→ **Task instructions**:
In the entries below, filter for the word "Lieferscheine" and copy every matching line.

→ **Source data**:
──────────
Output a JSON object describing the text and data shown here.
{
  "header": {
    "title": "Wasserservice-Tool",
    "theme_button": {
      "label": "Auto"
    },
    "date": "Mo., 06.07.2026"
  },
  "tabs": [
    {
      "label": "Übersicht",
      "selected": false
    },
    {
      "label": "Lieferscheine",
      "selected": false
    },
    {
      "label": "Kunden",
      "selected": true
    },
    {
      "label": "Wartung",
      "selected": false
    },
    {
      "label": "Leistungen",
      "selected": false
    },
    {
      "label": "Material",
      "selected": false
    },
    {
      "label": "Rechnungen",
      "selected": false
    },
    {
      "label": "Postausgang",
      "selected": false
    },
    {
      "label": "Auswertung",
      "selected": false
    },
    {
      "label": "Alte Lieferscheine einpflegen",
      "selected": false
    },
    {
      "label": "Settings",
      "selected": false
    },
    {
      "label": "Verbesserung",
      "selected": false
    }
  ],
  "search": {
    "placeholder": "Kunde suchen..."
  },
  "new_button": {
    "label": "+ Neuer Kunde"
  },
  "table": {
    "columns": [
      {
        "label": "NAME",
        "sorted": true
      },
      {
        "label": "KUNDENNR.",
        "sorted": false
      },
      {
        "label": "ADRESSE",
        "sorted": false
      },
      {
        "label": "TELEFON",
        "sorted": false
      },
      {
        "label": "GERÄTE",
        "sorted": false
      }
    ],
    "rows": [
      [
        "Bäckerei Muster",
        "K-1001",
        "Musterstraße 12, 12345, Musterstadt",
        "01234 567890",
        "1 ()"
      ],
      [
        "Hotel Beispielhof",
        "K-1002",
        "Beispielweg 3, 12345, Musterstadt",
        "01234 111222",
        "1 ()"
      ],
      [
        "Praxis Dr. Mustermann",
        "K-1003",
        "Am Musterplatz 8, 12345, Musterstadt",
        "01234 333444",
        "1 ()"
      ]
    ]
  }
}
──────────
→ **Response**:
      "label": "Lieferscheine",
      "label": "Alte Lieferscheine einpflegen",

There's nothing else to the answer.